▶ [Given data]
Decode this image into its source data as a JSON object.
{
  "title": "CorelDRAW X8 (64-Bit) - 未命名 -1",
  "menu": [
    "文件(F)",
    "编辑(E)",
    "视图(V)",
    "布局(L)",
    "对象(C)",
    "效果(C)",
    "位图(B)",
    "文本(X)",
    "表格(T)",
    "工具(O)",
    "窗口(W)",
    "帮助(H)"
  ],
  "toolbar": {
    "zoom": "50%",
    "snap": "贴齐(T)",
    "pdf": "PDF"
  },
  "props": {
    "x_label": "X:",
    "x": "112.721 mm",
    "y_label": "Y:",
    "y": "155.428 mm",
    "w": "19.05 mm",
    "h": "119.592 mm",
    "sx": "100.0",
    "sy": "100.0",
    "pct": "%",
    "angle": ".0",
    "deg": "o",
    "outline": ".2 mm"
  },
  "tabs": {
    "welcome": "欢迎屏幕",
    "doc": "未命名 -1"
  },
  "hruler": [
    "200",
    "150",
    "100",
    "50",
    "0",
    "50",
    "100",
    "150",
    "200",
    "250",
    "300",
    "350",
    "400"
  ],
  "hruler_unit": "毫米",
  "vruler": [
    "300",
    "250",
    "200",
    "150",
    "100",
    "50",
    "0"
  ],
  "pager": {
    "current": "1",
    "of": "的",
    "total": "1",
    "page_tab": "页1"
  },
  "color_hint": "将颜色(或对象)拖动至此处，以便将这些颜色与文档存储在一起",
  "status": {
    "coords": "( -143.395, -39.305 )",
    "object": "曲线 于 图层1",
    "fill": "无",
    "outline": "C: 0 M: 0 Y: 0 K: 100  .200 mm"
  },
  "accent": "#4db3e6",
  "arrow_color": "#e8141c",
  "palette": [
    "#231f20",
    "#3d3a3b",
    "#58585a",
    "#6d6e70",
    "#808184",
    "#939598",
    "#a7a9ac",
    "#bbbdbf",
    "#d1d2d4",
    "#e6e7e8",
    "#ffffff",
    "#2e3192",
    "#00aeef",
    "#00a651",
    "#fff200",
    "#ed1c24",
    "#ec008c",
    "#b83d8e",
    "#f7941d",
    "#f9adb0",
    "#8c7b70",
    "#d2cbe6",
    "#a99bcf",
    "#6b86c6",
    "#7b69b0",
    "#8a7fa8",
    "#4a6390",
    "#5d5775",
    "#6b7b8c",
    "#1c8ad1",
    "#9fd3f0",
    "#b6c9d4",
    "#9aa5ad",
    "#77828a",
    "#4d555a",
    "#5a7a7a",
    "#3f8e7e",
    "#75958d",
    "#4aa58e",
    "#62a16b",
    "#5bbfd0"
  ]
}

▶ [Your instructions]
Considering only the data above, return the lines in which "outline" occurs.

▶ [Solution]
    "outline": ".2 mm"
    "outline": "C: 0 M: 0 Y: 0 K: 100  .200 mm"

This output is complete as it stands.